"My perspective on it is that Iraq's entire WMD [weapons of mass destruction] program over the last two decades was constructed by exploiting dual-use technology under a carefully orchestrated system of alternate uses," said Steven Dolley of the Nuclear Control Institute, which promotes nonproliferation efforts. "I don't think you can be too cautious."

In recent months, however, pressure on the United States has intensified as Baghdad's increased oil revenue has translated into more requests for imports. Increasingly, Baghdad is seeking contracts to repair the country's damaged oil industry and public utilities, rather than food and medicine. According to U.N. diplomats, Russian Foreign Minister Igor Ivanov complained in a recent letter to Secretary of State Madeleine K. Albright about U.S. holds on such contracts. Even Britain, Washington's closest ally on the Security Council, has called for a more flexible approach.

U.S. officials say that in many cases, contracts are blocked simply because the Iraqis and their suppliers have failed to provide adequate information, and are quickly lifted once the information is supplied. They note, however, that in the absence of U.N. weapons inspectors, who departed Baghdad in December 1998, there is no way to be sure that Iraqi officials will not put some industrial imports to nefarious use.

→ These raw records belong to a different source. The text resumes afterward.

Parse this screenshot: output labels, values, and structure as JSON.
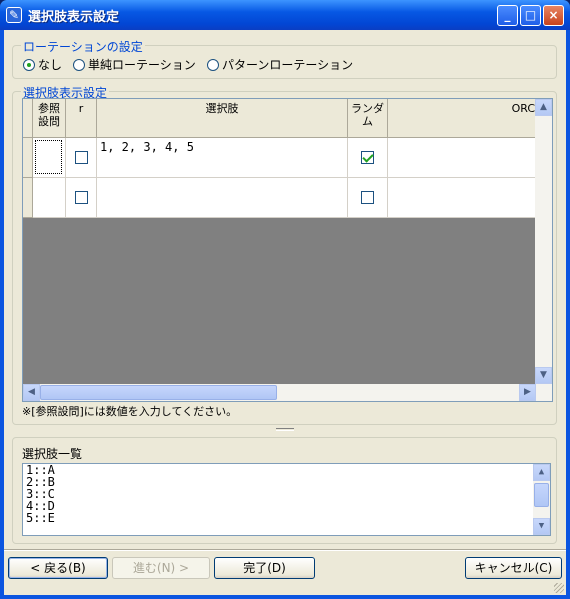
{
  "window": {
    "title": "選択肢表示設定",
    "buttons": {
      "minimize": "_",
      "maximize": "□",
      "close": "×"
    }
  },
  "rotation_group": {
    "label": "ローテーションの設定",
    "options": [
      {
        "label": "なし",
        "selected": true
      },
      {
        "label": "単純ローテーション",
        "selected": false
      },
      {
        "label": "パターンローテーション",
        "selected": false
      }
    ]
  },
  "choices_group": {
    "label": "選択肢表示設定",
    "columns": [
      "参照\n設問",
      "r",
      "選択肢",
      "ランダム",
      "ORC"
    ],
    "rows": [
      {
        "ref": "",
        "r": false,
        "choices": "1, 2, 3, 4, 5",
        "random": true,
        "orc": ""
      },
      {
        "ref": "",
        "r": false,
        "choices": "",
        "random": false,
        "orc": ""
      }
    ],
    "note": "※[参照設問]には数値を入力してください。"
  },
  "choice_list": {
    "label": "選択肢一覧",
    "items": [
      "1::A",
      "2::B",
      "3::C",
      "4::D",
      "5::E"
    ]
  },
  "footer": {
    "back": "< 戻る(B)",
    "next": "進む(N) >",
    "finish": "完了(D)",
    "cancel": "キャンセル(C)"
  }
}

A larger question concerns the impact of the sanctions. Even now, said the senior official, "the situation of your average Iraqi isn't worse than your average Yemeni, who is not under sanctions . . . It's not my job to turn Iraq into Abu Dhabi."